## How to complete this task
Pick out each line in these entries that contains the string "content".

## Data provided
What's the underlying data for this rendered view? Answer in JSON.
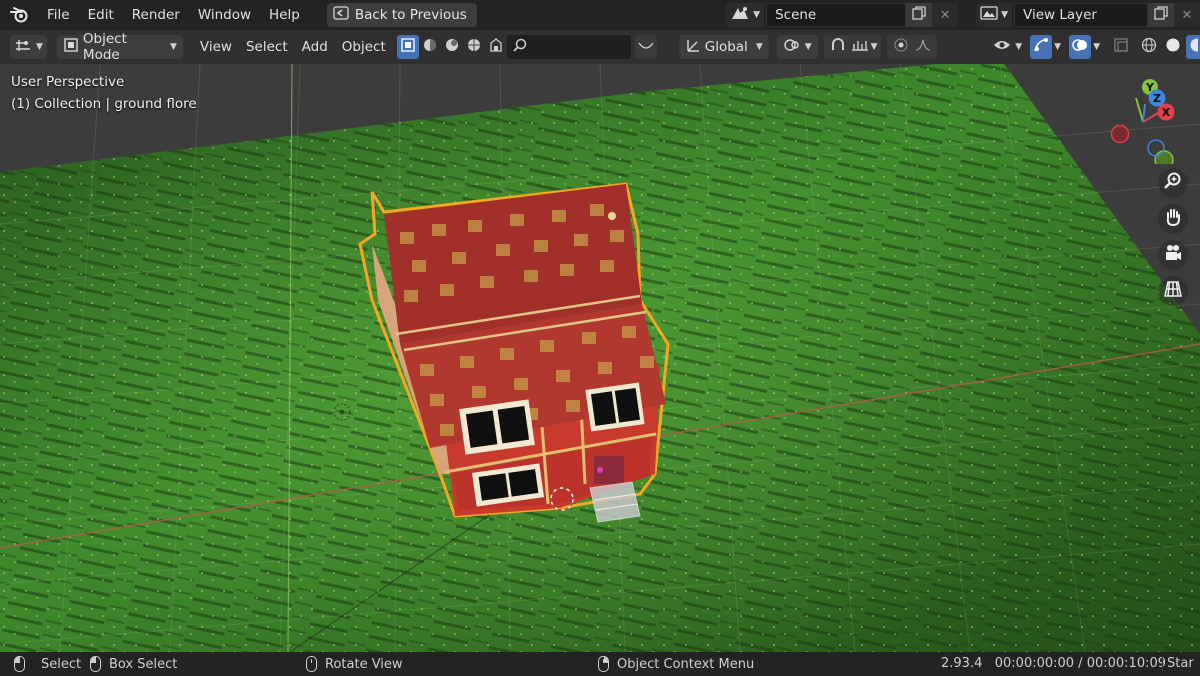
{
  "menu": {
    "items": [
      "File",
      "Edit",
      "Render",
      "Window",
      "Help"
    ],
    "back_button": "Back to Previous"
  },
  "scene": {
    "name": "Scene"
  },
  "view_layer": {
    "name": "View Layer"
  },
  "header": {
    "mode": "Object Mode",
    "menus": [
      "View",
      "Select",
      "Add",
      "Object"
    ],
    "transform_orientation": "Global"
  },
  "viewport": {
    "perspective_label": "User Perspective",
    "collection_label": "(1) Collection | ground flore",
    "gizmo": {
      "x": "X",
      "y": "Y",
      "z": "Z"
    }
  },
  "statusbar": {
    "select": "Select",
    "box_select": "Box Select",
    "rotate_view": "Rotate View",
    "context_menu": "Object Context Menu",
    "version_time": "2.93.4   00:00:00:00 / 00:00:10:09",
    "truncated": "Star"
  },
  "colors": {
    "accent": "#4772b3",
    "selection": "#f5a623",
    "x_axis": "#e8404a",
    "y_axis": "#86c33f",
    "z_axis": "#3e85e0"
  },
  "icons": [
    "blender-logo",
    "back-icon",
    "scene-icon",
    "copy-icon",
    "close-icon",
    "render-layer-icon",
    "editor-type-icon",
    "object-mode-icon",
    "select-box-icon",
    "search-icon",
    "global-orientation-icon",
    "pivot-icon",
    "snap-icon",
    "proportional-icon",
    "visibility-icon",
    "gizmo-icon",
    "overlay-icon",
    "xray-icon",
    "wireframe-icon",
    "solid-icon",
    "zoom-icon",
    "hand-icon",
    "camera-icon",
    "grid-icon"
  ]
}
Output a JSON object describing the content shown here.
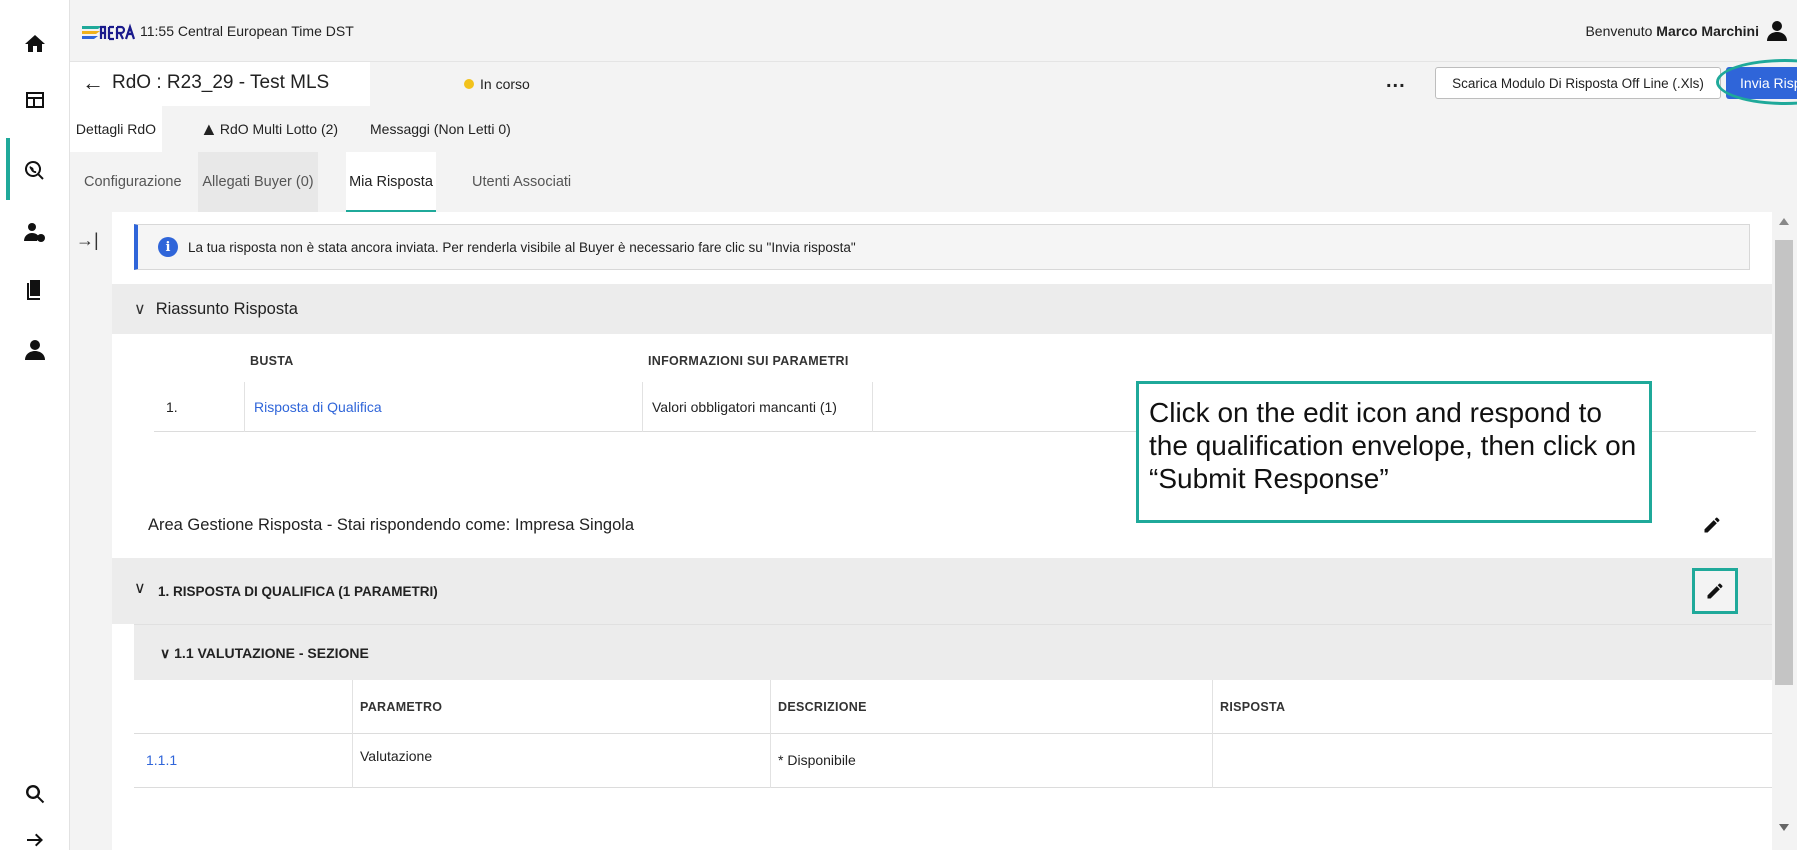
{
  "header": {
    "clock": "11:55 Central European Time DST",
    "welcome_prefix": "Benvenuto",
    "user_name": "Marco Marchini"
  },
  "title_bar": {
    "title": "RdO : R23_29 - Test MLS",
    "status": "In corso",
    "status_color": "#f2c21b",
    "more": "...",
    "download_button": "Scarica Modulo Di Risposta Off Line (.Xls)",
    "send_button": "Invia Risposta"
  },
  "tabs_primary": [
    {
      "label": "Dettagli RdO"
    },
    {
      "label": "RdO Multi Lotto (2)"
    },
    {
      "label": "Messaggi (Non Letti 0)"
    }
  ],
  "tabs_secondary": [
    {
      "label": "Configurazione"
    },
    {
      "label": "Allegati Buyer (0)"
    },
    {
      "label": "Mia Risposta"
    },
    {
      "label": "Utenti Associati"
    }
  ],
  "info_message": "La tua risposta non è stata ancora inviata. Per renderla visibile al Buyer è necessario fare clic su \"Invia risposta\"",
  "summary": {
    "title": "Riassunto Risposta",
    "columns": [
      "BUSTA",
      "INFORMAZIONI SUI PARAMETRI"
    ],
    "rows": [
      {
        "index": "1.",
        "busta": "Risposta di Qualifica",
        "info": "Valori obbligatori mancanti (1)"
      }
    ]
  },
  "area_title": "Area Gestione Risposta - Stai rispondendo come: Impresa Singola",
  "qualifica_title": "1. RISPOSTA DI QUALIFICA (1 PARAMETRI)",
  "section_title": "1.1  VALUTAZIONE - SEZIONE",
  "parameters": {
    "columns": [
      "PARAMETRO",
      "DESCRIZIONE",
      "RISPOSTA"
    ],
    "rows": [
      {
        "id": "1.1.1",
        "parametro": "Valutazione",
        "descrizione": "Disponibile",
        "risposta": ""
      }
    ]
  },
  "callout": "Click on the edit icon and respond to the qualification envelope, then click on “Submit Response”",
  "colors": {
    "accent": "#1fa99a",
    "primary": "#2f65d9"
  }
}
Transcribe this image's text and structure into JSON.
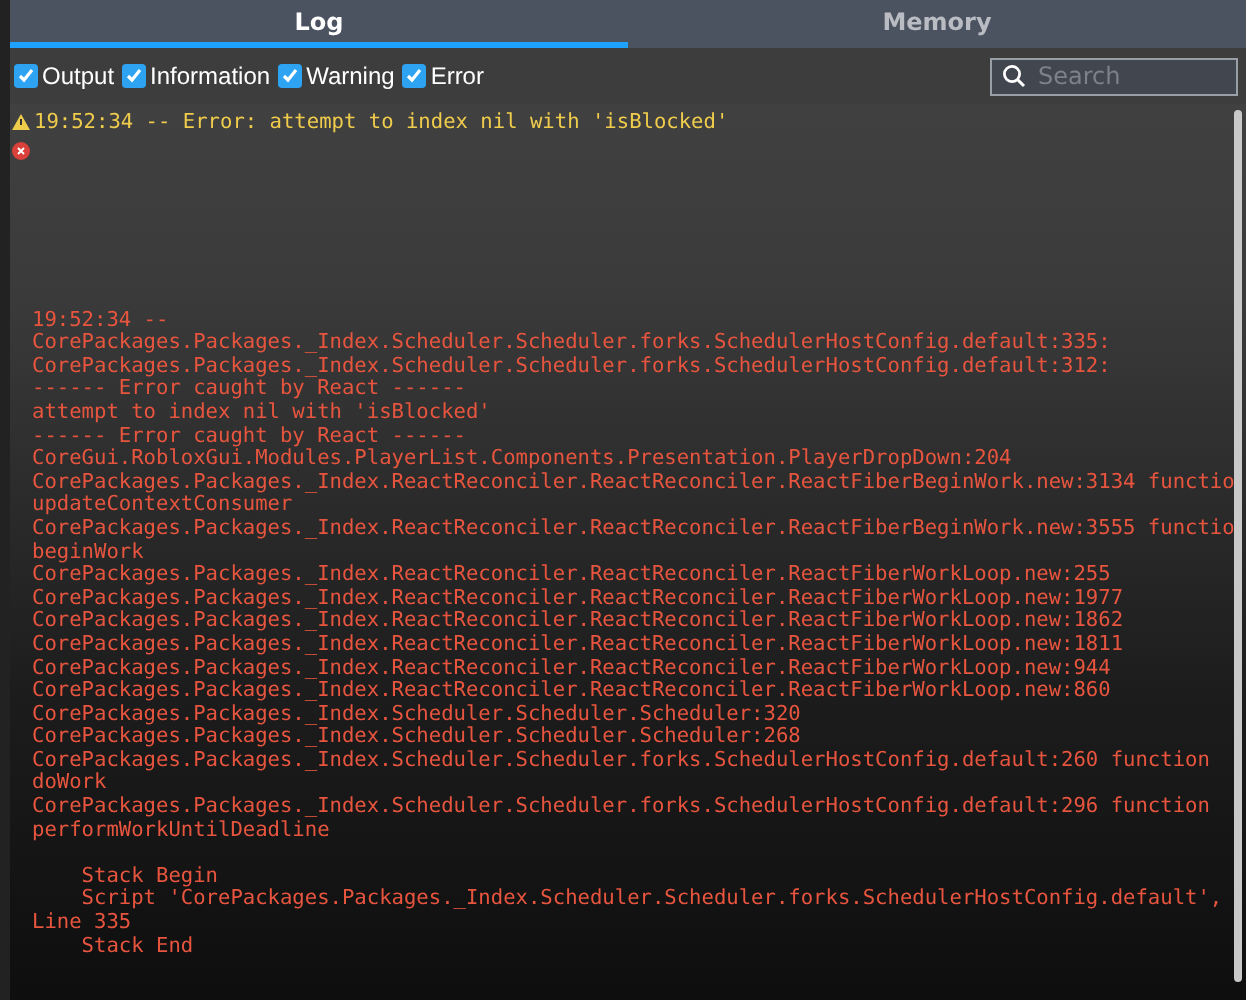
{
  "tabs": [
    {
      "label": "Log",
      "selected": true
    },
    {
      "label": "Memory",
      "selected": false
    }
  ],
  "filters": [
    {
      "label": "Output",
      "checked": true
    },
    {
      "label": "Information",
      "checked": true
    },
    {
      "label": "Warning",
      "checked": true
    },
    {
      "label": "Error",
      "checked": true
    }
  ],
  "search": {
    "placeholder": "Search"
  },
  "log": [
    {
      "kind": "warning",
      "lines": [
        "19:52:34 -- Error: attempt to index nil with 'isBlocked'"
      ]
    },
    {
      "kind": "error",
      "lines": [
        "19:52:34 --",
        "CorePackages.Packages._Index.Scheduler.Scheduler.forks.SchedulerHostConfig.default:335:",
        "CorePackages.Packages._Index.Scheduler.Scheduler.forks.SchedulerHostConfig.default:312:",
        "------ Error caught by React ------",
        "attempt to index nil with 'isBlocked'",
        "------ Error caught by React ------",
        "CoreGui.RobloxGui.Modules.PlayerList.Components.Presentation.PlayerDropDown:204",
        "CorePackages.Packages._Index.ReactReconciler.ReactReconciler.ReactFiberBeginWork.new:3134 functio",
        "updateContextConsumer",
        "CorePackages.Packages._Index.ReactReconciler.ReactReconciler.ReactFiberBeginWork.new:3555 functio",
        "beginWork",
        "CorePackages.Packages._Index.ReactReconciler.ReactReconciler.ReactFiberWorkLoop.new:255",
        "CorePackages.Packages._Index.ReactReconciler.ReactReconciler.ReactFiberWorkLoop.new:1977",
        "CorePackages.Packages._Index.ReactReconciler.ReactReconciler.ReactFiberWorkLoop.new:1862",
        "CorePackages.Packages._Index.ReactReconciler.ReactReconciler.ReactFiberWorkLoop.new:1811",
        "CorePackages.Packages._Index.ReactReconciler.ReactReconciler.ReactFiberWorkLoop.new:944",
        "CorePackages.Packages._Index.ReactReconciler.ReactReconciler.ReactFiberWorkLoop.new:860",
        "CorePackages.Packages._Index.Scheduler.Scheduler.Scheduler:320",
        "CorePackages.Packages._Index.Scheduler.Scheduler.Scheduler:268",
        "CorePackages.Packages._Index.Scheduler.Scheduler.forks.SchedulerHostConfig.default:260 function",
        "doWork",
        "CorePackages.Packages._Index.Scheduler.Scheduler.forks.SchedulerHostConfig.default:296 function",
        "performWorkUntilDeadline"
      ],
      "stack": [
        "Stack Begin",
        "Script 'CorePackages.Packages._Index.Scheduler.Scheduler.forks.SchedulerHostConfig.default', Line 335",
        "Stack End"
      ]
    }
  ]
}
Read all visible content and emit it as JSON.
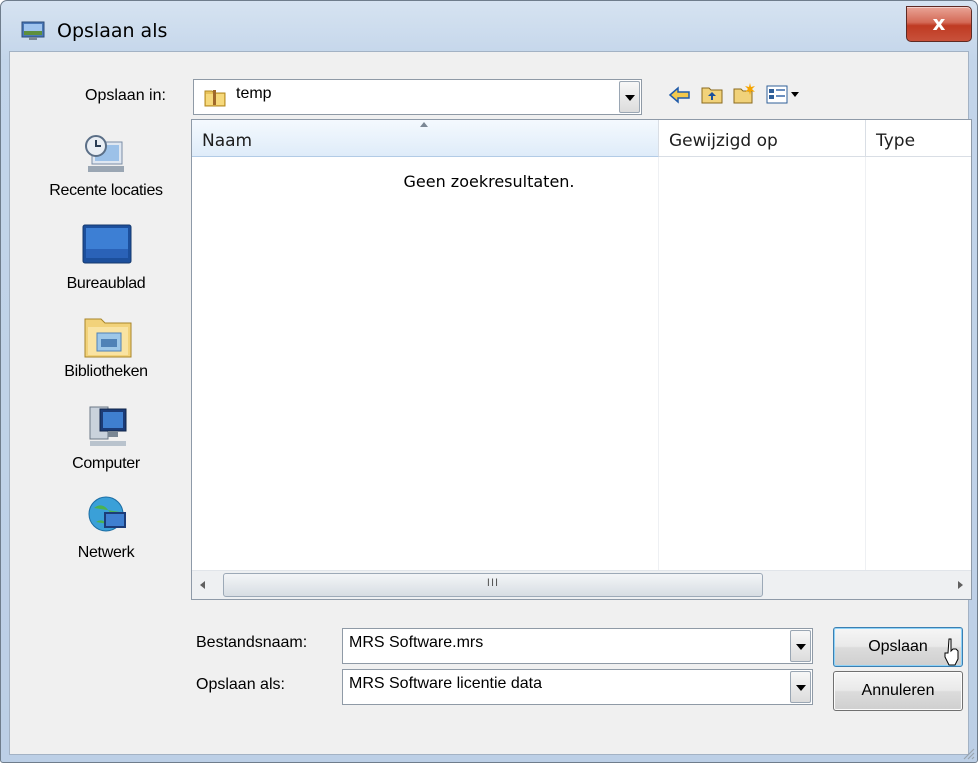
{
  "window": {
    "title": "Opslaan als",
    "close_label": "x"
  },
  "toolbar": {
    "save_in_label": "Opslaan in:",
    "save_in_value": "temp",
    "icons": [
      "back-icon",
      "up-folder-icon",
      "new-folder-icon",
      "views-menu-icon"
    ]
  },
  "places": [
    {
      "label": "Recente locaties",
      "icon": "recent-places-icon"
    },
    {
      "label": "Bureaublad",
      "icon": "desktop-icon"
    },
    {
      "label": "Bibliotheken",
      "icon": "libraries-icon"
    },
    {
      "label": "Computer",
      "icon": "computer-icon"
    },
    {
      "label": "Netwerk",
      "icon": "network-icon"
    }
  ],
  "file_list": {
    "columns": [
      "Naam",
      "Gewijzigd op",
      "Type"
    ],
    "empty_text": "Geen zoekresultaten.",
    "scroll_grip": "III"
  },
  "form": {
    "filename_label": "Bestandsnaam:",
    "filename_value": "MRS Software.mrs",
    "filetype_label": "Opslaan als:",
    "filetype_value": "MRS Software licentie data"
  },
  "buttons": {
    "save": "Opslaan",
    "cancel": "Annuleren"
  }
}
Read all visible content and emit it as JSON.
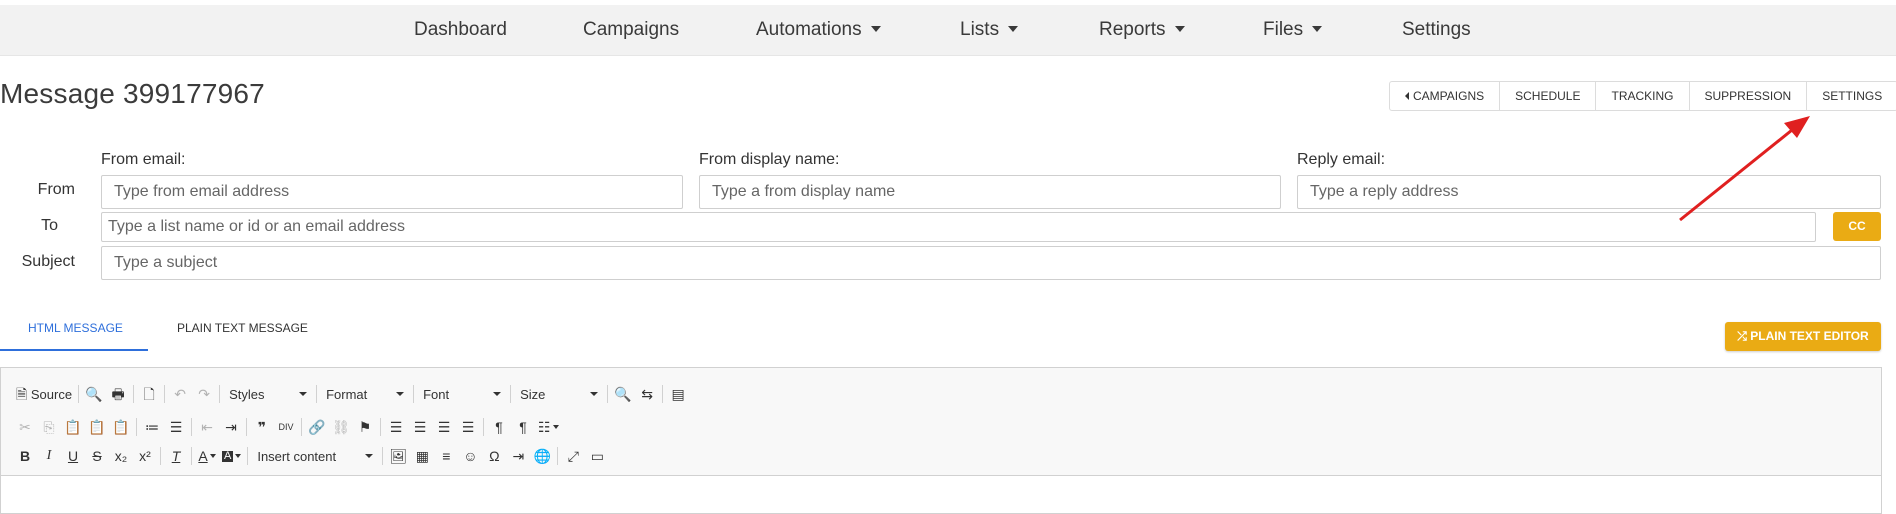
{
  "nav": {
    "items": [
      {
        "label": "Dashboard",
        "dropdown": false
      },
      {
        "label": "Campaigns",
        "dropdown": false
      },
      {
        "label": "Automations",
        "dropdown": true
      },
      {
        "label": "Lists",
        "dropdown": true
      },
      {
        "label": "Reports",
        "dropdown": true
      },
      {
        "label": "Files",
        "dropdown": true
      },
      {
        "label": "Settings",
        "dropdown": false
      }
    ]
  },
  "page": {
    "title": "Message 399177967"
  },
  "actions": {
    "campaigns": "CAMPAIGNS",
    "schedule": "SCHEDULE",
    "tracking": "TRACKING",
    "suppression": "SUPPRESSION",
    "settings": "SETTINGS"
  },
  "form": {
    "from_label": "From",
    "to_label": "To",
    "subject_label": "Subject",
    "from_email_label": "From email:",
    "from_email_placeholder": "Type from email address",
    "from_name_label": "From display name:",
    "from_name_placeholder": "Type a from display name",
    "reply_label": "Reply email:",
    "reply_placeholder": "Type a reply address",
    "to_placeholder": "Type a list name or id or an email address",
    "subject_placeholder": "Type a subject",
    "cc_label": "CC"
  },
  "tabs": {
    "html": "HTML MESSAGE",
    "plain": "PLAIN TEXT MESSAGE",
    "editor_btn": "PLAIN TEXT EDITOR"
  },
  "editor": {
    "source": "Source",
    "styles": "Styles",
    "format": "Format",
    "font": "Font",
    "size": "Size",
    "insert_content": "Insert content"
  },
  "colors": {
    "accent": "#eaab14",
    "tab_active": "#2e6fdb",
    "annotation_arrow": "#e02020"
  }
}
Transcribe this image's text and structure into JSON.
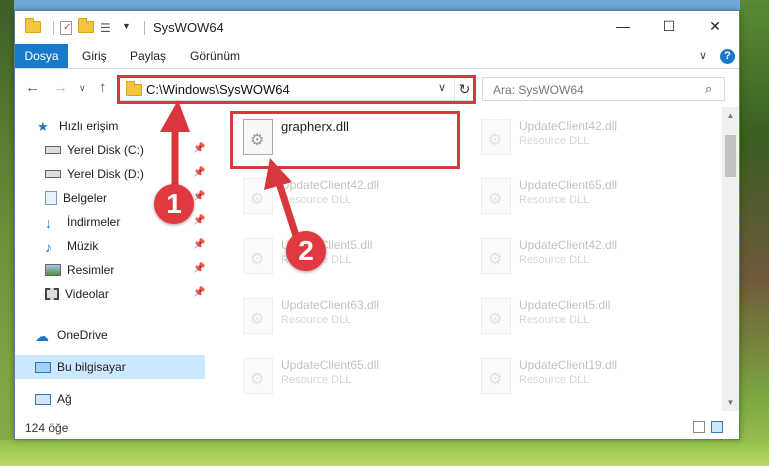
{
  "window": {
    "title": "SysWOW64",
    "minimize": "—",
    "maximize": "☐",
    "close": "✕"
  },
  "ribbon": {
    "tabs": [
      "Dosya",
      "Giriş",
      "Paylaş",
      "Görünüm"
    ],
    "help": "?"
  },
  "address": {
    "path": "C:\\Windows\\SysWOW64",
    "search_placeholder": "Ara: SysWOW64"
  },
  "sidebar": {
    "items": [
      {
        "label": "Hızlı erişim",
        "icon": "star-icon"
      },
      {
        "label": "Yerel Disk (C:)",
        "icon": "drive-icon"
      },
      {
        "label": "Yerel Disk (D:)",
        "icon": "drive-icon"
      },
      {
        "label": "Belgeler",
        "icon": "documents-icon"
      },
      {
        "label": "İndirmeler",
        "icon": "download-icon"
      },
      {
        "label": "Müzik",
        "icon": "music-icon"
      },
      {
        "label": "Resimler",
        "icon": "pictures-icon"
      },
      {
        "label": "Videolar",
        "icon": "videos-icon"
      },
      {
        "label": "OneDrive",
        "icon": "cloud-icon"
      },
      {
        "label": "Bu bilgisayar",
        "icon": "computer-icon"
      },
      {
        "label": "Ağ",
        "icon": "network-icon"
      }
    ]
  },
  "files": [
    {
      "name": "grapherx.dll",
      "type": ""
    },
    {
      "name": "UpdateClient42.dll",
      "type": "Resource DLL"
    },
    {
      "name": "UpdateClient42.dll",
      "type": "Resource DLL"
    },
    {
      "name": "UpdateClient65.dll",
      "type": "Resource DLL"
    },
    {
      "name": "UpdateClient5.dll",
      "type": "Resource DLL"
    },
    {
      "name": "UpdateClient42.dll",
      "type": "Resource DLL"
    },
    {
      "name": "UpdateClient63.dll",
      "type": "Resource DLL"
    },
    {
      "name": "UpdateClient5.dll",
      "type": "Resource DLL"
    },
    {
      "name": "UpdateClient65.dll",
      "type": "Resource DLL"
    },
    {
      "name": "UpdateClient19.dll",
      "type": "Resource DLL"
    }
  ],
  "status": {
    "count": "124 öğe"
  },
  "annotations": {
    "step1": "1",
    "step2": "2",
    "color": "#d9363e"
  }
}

## Response for this exercise
Output a JSON object describing the content shown here.
Read all visible content and emit it as JSON.
Read all visible content and emit it as JSON.
    "insert_content": "Insert content"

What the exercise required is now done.